For a little over a year, French photographer Mathieu Stern has made it his mission to capture images using "weird" lenses—plastic ones from a toy camera, vintage Soviet ones, ones that are over a hundred years old. However, now he has set his sights on adding to the list of weird lenses by making one of his own through 3D printing. In his latest video, Stern shows explains how he took an old lens from the 1890s, made a cardboard prototype, and finalized the design alongside French 3D printing agency FABULOUS to create a 135mm 1.8 lens. Check it out below.

Stern explains his process and offers some backstory on how the his lens came to be:

Well, as I never really learned how to make 3D models on a computer, I started by making a cardboard first prototype with a found lens from 1890 I had in a box. It was ugly and not easy to use but I was able to focus and take the measurements I needed to create a 2D design.
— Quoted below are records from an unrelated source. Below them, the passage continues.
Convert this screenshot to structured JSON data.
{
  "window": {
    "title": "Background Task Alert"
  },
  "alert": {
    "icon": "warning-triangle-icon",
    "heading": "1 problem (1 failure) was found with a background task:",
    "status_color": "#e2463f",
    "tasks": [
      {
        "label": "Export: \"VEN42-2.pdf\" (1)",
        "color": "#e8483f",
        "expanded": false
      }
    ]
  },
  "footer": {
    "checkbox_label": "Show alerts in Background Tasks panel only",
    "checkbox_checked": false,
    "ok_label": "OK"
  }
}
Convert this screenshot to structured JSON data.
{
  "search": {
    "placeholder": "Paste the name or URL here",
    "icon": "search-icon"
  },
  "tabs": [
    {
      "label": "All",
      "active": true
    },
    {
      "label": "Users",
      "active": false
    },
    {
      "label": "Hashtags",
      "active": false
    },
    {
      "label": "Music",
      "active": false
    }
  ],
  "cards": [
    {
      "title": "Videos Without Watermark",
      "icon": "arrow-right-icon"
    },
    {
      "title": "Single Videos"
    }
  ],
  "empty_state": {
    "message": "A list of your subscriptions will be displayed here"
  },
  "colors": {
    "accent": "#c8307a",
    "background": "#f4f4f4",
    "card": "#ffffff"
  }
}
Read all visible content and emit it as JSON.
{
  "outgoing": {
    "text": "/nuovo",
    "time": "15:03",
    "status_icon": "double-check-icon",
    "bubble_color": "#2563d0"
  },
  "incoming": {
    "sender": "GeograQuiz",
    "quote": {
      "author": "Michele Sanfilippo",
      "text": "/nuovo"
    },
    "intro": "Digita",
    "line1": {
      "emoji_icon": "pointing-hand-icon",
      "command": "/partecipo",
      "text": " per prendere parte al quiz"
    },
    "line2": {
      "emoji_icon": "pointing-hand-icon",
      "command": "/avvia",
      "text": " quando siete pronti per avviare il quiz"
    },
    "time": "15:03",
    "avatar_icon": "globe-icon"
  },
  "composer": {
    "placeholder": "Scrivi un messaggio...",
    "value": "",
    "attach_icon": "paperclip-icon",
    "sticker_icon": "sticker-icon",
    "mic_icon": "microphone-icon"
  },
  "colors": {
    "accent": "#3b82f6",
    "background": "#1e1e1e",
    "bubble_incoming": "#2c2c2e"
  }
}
After getting a lot of " NO" from many french 3D printers (I must say I had no money to pay anyone so it was quite complicated to motivate someone), I saw some hope. I met Arnault Coulet, CEO of a French 3D printing agency called FABULOUS. His team and he designed the 3D prototype and printed the lens. [Luckily] for us, he saw all the crazy potential and fun we could create with this project.

I worked with them on designing a lens that could be mounted directly on my camera. Once I received the 3D printed parts from Arnault, I saw my crazy lens coming to "life" and... it worked !! I had in my hand a monocle lens (meaning it has just one glass lens in the front) and in my estimation (I did the maths), it is a 135mm 1.8 lens. I needed to give it a real first test, so I mounted it on my full frame mirrorless camera

The result is a lens that creates some pretty amazing images. The edges do have some distortion, but the center is incredibly sharp (and cropping is not an issue). The lens works well for landscapes, as well as portraits, too. And, as you might've noticed in the video, Stern's lens also allows you to customize the bokeh with filters that you can slide right in. 








Source: Mathieu Stern